The federal certification process gives certain companies advantages when seeking to do business with the federal government and its agencies.
The Small Business Administration works with federal agencies to award at least 23 percent of all prime government contract dollars to small businesses.
Certifications include the 8(a) Program, which offers a broad scope of assistance to firms that are owned and controlled at least 51 percent by socially and economically disadvantaged individuals; Historically Underutilized Business Zones (HUBZone) program, which helps small businesses in urban and rural communities; Service-Disabled Veteran-Owned Businesses; Small Disadvantaged Businesses and Women-Owned Small Businesses.
Companies seeking state certification would turn to two different entities, Johnson said. The state’s Office for Historically Underutilized Businesses certifies businesses seeking state contracts with all agencies, except the N.C. Department of Transportation. That department has its own certification.

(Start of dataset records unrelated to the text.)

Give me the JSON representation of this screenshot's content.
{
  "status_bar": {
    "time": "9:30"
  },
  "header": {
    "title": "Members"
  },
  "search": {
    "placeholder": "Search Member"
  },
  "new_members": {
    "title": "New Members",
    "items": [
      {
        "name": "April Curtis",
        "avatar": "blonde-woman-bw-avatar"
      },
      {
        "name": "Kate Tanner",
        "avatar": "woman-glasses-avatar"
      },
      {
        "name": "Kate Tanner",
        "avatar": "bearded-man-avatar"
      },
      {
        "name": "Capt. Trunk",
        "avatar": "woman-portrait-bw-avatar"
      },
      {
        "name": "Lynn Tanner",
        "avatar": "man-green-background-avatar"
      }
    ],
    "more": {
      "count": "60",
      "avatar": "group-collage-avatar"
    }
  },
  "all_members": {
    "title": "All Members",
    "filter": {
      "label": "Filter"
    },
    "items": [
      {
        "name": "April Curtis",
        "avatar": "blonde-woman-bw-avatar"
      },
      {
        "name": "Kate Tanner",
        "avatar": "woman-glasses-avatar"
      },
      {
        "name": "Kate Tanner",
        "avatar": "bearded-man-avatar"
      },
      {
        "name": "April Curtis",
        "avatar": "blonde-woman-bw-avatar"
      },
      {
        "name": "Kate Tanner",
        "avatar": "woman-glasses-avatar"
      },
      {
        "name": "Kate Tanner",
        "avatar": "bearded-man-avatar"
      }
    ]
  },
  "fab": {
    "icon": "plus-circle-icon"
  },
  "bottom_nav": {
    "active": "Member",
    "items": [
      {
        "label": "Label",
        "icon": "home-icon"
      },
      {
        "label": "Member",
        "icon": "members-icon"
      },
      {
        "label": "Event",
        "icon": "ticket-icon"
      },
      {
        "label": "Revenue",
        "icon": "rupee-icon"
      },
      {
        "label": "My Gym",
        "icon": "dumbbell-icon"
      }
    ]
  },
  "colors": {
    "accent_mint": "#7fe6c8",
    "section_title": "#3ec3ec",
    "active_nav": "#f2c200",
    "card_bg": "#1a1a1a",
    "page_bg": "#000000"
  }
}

Businesses hoping to provide products or services to local municipalities should investigate their Small Disadvantaged and Women Owned business programs, Johnson said.
Organizations, such as the Women Business Enterprise National Council, offer certification for women-owned firms. The Carolinas-Virginia Minority Supplier Development Council offers certifications to firms that are at least 51 percent owned by an ethnic minority.
These private certifications will help companies that want to work for organizations and companies that value supplier diversity as well as expand their business opportunity into the corporate climate, Johnson said.